Hon Judith Collins
Minister of Justice
Hon Anne Tolley
Minister of Police
Minister of Corrections
Chief Victims Advisor underpins package to prevent family violence
A cross-government approach to prevent family violence proposes new Justice sector initiatives to keep women and
children safe, Justice Minister Judith Collins and Police and Corrections Minister Anne Tolley announced today.
“The high rate of family violence in New Zealand is unacceptable – too many domestic violence victims continue to be
re-victimised even when a protection order is in place,” Ms Collins says.
“This Government is committed to do more to end family violence. That’s why we’re proposing a suite of initiatives to
increase the safety of family violence victims, reduce the risk that they will be re-victimised and make services more
responsive to victims’ individual needs.”
The Justice sector’s stronger response to family violence links with Associate Minister for Social Development Tariana
Turia’s work to promote community wide rejection of family violence. Together with the Government’s focus on vulnerable
children, it will help future generations of children to grow up without family violence.
The Government has identified four key Justice sector action areas to: better protect victims of family violence;
improve victims’ experience in the justice system; support judicial decision-making in cases involving domestic
violence; and ensure domestic violence legislation is modern and fit for purpose.
The proposals to help achieve these include:
· Establishing a Chief Victims Advisor to the Minister of Justice to advise on the needs and views of victims of crime,
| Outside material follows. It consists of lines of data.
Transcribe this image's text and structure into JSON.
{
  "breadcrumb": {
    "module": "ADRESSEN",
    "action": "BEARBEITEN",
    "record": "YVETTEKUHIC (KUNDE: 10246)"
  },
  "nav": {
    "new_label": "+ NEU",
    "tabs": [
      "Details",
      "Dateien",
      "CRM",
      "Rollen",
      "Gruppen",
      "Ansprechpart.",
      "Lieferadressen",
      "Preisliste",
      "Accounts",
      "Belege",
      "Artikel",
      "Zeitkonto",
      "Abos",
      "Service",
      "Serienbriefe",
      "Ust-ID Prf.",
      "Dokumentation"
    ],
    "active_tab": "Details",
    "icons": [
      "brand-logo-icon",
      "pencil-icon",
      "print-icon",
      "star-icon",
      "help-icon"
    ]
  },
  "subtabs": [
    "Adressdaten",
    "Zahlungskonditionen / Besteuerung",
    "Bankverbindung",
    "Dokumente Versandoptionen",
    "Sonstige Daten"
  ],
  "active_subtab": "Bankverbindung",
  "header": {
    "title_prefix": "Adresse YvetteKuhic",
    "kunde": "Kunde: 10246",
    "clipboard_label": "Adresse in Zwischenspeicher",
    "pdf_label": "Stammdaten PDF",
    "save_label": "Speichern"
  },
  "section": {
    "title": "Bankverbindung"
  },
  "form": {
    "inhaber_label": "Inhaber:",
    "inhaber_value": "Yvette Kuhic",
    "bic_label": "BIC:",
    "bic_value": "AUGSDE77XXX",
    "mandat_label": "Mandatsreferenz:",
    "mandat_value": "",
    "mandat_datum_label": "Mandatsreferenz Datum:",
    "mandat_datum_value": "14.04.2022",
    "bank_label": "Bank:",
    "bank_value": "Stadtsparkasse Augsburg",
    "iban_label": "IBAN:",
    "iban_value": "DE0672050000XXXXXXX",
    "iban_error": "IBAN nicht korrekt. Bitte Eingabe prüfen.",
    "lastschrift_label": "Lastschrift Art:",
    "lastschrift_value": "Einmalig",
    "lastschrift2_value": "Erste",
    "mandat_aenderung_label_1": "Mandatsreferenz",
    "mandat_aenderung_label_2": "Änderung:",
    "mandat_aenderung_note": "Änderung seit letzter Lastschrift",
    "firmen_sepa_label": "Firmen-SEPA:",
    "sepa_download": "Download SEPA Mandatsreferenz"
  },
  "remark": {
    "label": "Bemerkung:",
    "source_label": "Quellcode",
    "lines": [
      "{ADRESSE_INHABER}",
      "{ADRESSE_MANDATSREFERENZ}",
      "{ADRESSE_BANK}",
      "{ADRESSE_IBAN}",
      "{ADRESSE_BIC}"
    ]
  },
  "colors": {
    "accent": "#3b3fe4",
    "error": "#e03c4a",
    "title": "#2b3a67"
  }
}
including domestic violence victims.
· Testing an intensive case management service to provide specialist support for domestic violence victims at high risk
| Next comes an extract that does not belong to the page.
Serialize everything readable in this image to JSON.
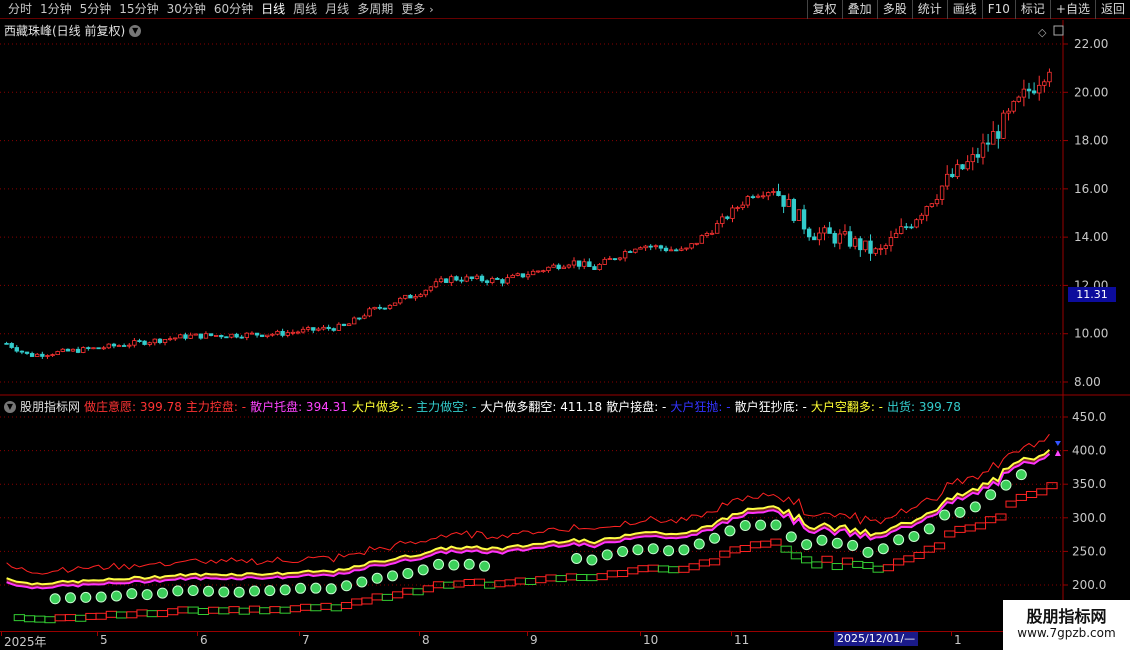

of serious harm or death.
· Establishing a nationwide home safety service to help victims who want to leave a violent relationship. The service
will offer practical support such as safety planning, strengthening doors and windows and installing alarms.
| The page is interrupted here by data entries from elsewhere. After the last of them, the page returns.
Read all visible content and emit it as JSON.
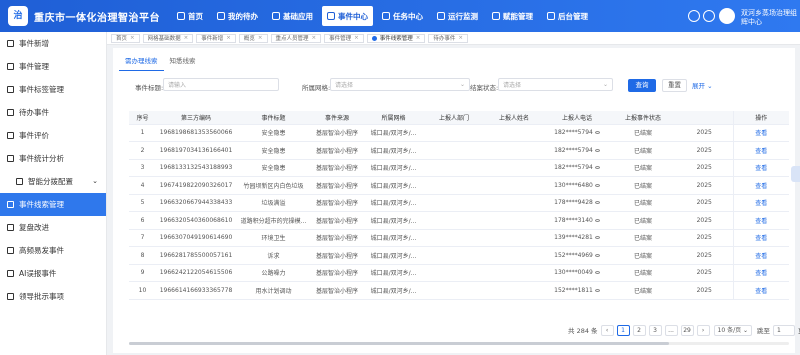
{
  "app": {
    "logo_text": "治",
    "title": "重庆市一体化治理智治平台"
  },
  "nav": [
    {
      "label": "首页",
      "active": false
    },
    {
      "label": "我的待办",
      "active": false
    },
    {
      "label": "基础应用",
      "active": false
    },
    {
      "label": "事件中心",
      "active": true
    },
    {
      "label": "任务中心",
      "active": false
    },
    {
      "label": "运行监测",
      "active": false
    },
    {
      "label": "赋能管理",
      "active": false
    },
    {
      "label": "后台管理",
      "active": false
    }
  ],
  "user": {
    "name": "双河乡蒸场治理组",
    "role": "辉中心"
  },
  "sidebar": [
    {
      "label": "事件新增",
      "active": false,
      "indent": false
    },
    {
      "label": "事件管理",
      "active": false,
      "indent": false
    },
    {
      "label": "事件标签管理",
      "active": false,
      "indent": false
    },
    {
      "label": "待办事件",
      "active": false,
      "indent": false
    },
    {
      "label": "事件评价",
      "active": false,
      "indent": false
    },
    {
      "label": "事件统计分析",
      "active": false,
      "indent": false
    },
    {
      "label": "智能分拨配置",
      "active": false,
      "indent": true,
      "chevron": "⌄"
    },
    {
      "label": "事件线索管理",
      "active": true,
      "indent": false
    },
    {
      "label": "复盘改进",
      "active": false,
      "indent": false
    },
    {
      "label": "高频易发事件",
      "active": false,
      "indent": false
    },
    {
      "label": "AI误报事件",
      "active": false,
      "indent": false
    },
    {
      "label": "领导批示事项",
      "active": false,
      "indent": false
    }
  ],
  "tabs": [
    {
      "label": "首页",
      "active": false
    },
    {
      "label": "网格基础数据",
      "active": false
    },
    {
      "label": "事件新增",
      "active": false
    },
    {
      "label": "概览",
      "active": false
    },
    {
      "label": "重点人员管理",
      "active": false
    },
    {
      "label": "事件管理",
      "active": false
    },
    {
      "label": "事件线索管理",
      "active": true
    },
    {
      "label": "待办事件",
      "active": false
    }
  ],
  "subtabs": [
    {
      "label": "需办理线索",
      "active": true
    },
    {
      "label": "知悉线索",
      "active": false
    }
  ],
  "filters": {
    "title_label": "事件标题:",
    "title_placeholder": "请输入",
    "grid_label": "所属网格:",
    "grid_placeholder": "请选择",
    "status_label": "结案状态:",
    "status_placeholder": "请选择",
    "search_btn": "查询",
    "reset_btn": "重置",
    "expand": "展开 ⌄"
  },
  "table": {
    "headers": [
      "序号",
      "第三方编码",
      "事件标题",
      "事件来源",
      "所属网格",
      "上报人部门",
      "上报人姓名",
      "上报人电话",
      "上报事件状态",
      "",
      "操作"
    ],
    "rows": [
      [
        "1",
        "1968198681353560066",
        "安全隐患",
        "基层智治小程序",
        "城口县/双河乡/...",
        "",
        "",
        "182****5794",
        "已结案",
        "2025",
        "查看"
      ],
      [
        "2",
        "1968197034136166401",
        "安全隐患",
        "基层智治小程序",
        "城口县/双河乡/...",
        "",
        "",
        "182****5794",
        "已结案",
        "2025",
        "查看"
      ],
      [
        "3",
        "1968133132543188993",
        "安全隐患",
        "基层智治小程序",
        "城口县/双河乡/...",
        "",
        "",
        "182****5794",
        "已结案",
        "2025",
        "查看"
      ],
      [
        "4",
        "1967419822090326017",
        "竹园坝新区内白色垃圾",
        "基层智治小程序",
        "城口县/双河乡/...",
        "",
        "",
        "130****6480",
        "已结案",
        "2025",
        "查看"
      ],
      [
        "5",
        "1966320667944338433",
        "垃圾满溢",
        "基层智治小程序",
        "城口县/双河乡/...",
        "",
        "",
        "178****9428",
        "已结案",
        "2025",
        "查看"
      ],
      [
        "6",
        "1966320540360068610",
        "道路积分超市的完操模...",
        "基层智治小程序",
        "城口县/双河乡/...",
        "",
        "",
        "178****3140",
        "已结案",
        "2025",
        "查看"
      ],
      [
        "7",
        "1966307049190614690",
        "环境卫生",
        "基层智治小程序",
        "城口县/双河乡/...",
        "",
        "",
        "139****4281",
        "已结案",
        "2025",
        "查看"
      ],
      [
        "8",
        "1966281785500057161",
        "诉求",
        "基层智治小程序",
        "城口县/双河乡/...",
        "",
        "",
        "152****4969",
        "已结案",
        "2025",
        "查看"
      ],
      [
        "9",
        "1966242122054615506",
        "公路噪力",
        "基层智治小程序",
        "城口县/双河乡/...",
        "",
        "",
        "130****0049",
        "已结案",
        "2025",
        "查看"
      ],
      [
        "10",
        "1966614166933365778",
        "用水计划调动",
        "基层智治小程序",
        "城口县/双河乡/...",
        "",
        "",
        "152****1811",
        "已结案",
        "2025",
        "查看"
      ]
    ]
  },
  "pagination": {
    "total": "共 284 条",
    "prev": "‹",
    "pages": [
      "1",
      "2",
      "3",
      "...",
      "29"
    ],
    "current": "1",
    "next": "›",
    "page_size": "10 条/页 ⌄",
    "goto_label": "跳至",
    "goto_value": "1",
    "page_unit": "页"
  },
  "colors": {
    "primary": "#1f6ae6",
    "topbar": "#1f5fd6",
    "active_sidebar": "#2f78ec"
  }
}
· Reviewing the Domestic Violence Act 1995 to ensure it keeps victims safe and holds offenders to account.
· Exploring the possibility of a conviction disclosure scheme, which may allow a person to be told whether their partner
has a history of violence.
· Trialling mobile safety alarms with GPS technology for victims, so they can notify Police of an emergency, and their
· Introduce legislation to change the Sentencing Act, which will allow courts to stipulate GPS monitoring of high-risk
domestic violence offenders who can’t currently have this condition imposed upon them.
Both Ministers say giving Judges more powers to order GPS monitoring for offenders will help keep more victims safe.
24-hour monitoring of the most serious offenders means an alarm will be raised if they go near an exclusion zone, while
it also lets offenders know that there is a record of where they are and where they have been.
“GPS alarms for victims can help inform Police where a victim is if they are at risk, so they can take action,” Mrs
Mrs Tolley says technology is continuing to evolve, and the Government and supporting agencies are doing all we can to
get the full benefits from it.
“Following the rollout of smartphones to the frontline, Police will also be exploring how technology could be used to
gather video evidence which could then be used in courts.”
The Government will also explore whether prosecutors should be able to invite the judge or jury to draw an adverse
inference when a defendant refuses to give evidence in sexual violence cases. Current law only allows the defendant, the
defendant’s lawyer or the Judge to comment on a defendant’s failure to give evidence.
Ms Collins says officials will continue to work on the details of the proposals, provide the Government with more advice
and launch trials over the coming year.
“Improving safety and support for family violence victims will reduce violent crime and re-offending – and most
importantly, it will make a big difference to the lives of victims and their children,” Ms Collins says.